unreasonable search and seizure

unreasonable search and seizure

n. search of an individual or his/her premises (including an automobile) and/or seizure of evidence found in such a search by a law enforcement officer without a search warrant and without "probable cause" to believe evidence of a crime is present. Such a search and/or seizure is unconstitutional under the 4th Amendment (applied to the states by the 14th Amendment), and evidence obtained thereby may not be introduced in court. (See: search and seizure, fruit of the poisonous tree, probable cause)

References in periodicals archive ?
American travelers are under the impression that they are protected from unreasonable search and seizure but, at the border, those Fourth Amendment protections do not apply.
Aside from right to privacy, he said the public's right against unreasonable search and seizure and right to be presumed innocent under Article III of the 1987 Constitution are also being violated by the police.
(26) The Court was persuaded by the Petitioner's Fourth Amendment argument, acknowledging that an unreasonable search and seizure had occurred even though there was no intrusion into the Petitioner's home.
Fearon challenged the admissibility of the cellphone's content as evidence based on his Canadian Charter of Rights and Freedoms right to be secure against unreasonable search and seizure (section 8 of the Charter).
It does not provide, for example, that, "There is hereby created a right to be free from unreasonable search and seizure." That right the Fourth Amendment takes as given.
The Supreme Court Wednesday ruled 9-0 that warrantless searches of cell phones violate the Fourth Amendment's guarantee against unreasonable search and seizure.
Those are words dear to the hearts of civil libertarians - and anyone who values the Fourth Amendment's prohibitions against unreasonable search and seizure.
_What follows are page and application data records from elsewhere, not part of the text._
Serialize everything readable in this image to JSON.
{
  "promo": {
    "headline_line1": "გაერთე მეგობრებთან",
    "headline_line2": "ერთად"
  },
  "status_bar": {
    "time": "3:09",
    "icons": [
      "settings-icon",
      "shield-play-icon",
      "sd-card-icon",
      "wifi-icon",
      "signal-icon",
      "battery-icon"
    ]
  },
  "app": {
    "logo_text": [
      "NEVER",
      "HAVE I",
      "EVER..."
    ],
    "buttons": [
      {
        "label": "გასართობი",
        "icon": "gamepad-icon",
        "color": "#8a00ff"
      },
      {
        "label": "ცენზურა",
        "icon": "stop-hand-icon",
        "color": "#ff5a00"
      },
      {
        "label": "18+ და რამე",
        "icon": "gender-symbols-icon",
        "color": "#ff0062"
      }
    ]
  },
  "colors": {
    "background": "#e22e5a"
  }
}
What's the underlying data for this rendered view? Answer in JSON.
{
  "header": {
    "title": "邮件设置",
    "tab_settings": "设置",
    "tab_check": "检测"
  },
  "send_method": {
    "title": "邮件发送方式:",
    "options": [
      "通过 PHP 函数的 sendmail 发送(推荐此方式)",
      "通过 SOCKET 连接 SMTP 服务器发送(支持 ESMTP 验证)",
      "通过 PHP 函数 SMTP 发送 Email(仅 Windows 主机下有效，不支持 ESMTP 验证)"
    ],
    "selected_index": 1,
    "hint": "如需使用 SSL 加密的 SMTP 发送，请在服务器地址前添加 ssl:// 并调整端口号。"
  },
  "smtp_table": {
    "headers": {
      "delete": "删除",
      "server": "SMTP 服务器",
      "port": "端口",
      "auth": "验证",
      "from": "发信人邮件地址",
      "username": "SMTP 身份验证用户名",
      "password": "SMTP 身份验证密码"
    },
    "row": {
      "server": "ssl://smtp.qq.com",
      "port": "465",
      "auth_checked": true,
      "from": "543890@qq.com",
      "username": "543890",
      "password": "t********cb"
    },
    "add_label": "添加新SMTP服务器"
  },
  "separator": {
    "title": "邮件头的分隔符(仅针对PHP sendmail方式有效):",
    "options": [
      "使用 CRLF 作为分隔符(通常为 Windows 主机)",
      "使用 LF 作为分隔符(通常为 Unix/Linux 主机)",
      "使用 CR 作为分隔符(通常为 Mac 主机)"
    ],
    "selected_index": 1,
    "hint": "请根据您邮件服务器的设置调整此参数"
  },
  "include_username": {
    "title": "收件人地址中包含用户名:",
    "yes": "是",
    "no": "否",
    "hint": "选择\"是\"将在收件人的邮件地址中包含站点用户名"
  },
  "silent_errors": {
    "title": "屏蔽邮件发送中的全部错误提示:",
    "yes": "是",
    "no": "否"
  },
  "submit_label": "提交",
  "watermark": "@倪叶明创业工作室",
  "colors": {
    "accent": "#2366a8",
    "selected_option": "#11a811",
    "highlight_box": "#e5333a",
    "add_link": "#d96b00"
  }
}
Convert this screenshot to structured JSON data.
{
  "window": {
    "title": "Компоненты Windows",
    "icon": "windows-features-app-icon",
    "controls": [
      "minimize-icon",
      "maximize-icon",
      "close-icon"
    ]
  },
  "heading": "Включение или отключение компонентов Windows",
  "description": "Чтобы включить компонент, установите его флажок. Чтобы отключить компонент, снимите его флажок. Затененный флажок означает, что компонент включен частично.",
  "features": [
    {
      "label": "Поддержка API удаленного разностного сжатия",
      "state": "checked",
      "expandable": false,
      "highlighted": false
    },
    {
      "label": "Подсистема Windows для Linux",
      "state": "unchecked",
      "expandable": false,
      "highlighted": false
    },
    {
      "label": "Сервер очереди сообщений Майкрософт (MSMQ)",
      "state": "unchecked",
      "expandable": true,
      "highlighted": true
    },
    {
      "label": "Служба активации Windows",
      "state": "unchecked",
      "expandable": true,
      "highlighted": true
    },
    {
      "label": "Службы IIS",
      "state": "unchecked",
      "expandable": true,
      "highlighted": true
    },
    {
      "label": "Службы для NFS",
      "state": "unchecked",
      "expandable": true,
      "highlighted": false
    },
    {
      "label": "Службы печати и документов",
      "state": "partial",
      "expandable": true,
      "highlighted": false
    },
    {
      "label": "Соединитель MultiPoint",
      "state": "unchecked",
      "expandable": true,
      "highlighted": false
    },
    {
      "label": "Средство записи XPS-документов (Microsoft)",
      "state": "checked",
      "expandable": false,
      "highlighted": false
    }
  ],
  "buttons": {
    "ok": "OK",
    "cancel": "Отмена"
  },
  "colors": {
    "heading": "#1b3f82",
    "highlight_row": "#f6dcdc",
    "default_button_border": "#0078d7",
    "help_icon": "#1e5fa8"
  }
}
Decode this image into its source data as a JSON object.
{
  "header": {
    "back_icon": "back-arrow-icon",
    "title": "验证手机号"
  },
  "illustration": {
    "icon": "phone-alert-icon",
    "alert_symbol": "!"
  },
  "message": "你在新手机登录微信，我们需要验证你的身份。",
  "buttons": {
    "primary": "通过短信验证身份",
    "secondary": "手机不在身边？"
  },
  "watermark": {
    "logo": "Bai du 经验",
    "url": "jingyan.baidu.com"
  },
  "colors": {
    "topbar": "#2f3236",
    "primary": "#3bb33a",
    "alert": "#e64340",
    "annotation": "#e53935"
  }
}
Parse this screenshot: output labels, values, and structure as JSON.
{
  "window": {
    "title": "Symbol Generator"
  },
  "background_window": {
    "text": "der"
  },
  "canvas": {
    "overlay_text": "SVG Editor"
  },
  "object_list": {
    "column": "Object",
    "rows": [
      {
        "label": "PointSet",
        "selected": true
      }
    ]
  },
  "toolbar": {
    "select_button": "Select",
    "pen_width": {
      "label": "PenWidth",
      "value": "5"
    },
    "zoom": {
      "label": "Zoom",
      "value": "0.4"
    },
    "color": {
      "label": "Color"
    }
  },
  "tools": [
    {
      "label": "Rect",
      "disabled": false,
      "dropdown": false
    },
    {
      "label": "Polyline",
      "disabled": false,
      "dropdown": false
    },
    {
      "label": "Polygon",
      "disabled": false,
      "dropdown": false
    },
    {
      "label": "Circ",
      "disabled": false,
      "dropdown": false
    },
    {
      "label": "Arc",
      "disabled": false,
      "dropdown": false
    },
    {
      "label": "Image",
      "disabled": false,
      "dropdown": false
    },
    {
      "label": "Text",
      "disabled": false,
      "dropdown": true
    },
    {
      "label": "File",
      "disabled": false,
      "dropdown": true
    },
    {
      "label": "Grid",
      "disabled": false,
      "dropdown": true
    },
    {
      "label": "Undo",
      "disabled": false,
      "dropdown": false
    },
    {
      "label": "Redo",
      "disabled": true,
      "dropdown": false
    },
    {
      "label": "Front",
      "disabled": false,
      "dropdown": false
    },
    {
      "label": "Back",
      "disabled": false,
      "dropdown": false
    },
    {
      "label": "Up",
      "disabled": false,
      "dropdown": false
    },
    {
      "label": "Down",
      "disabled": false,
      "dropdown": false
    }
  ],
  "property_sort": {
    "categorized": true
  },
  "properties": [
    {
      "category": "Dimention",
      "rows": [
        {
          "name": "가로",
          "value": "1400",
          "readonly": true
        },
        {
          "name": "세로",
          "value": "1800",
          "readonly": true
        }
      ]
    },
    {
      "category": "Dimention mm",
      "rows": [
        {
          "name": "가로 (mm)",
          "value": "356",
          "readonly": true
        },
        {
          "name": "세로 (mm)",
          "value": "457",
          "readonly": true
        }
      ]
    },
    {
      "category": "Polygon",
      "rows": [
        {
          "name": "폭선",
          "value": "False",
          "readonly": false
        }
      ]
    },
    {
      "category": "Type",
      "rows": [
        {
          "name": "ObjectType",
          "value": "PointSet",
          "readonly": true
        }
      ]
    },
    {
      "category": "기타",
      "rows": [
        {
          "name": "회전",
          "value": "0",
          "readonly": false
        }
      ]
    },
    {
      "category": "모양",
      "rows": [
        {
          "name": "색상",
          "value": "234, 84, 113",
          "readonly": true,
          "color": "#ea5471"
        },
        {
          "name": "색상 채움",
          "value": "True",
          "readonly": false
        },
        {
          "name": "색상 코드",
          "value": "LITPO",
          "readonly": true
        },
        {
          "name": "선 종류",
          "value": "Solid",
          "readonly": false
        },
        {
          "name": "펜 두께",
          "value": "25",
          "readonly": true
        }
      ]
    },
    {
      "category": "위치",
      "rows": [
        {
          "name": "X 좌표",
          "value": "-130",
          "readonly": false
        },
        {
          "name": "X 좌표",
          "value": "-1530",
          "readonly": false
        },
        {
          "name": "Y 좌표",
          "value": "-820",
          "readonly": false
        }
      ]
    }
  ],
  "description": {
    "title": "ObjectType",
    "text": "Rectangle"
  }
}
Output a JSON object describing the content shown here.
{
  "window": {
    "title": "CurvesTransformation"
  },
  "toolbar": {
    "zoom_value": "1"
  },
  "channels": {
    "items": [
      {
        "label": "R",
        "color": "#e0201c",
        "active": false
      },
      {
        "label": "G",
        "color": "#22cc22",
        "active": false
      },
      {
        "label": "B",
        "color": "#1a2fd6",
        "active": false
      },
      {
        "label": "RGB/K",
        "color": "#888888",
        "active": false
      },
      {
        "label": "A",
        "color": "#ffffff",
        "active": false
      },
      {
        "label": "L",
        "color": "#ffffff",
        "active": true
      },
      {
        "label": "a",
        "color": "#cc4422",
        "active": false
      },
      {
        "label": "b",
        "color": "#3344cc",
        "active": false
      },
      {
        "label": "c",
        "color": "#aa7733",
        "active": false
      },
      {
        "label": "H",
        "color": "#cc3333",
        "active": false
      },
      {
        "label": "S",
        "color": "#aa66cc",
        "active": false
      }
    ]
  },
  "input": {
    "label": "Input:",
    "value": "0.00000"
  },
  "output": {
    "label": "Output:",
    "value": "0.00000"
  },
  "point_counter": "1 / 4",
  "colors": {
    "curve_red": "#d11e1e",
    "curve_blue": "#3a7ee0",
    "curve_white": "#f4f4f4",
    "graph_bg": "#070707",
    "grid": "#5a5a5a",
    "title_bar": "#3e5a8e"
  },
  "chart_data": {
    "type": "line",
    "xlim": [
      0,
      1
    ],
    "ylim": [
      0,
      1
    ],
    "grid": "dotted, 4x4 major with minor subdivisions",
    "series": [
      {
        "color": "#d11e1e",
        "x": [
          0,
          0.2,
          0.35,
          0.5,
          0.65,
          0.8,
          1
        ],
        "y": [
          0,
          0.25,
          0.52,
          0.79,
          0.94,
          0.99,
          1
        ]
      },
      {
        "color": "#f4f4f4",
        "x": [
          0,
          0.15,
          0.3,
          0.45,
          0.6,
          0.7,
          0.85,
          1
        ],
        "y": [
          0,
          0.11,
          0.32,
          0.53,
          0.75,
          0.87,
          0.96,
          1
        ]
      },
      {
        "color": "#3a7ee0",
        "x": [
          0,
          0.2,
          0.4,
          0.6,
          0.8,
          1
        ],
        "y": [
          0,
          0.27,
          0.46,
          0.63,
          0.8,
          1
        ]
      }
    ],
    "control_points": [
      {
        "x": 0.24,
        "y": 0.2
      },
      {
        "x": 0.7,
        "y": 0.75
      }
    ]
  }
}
They're also welcome words for Americans who store vast amounts of deeply personal information on smartphones and other digital devices.
The Fourth Amendment of the Constitution gives citizens protection from "unreasonable search and seizure," a stipulation that has long prevented United States government agents from collecting information without a specific reason for doing so.
Pauley III is a Traitor," alleges that Pauley is a "traitorous and corrupt US District Judge that is obviously in the back pocket of the Obama administration." Citing the text from the Fourth Amendment that restricts "unreasonable search and seizure", the article said that it was unreasonable for NSA to be collecting phone records from the American people.
It seriously invades the right to be secure against unreasonable search and seizure." (36) By contrast, a warrantless order to produce business documents is limited in scope given that "the eyes of the state can see no further than the business records it is entitled to demand." (37)
After all, the right to be free from unreasonable search and seizure is a "made in America" privilege.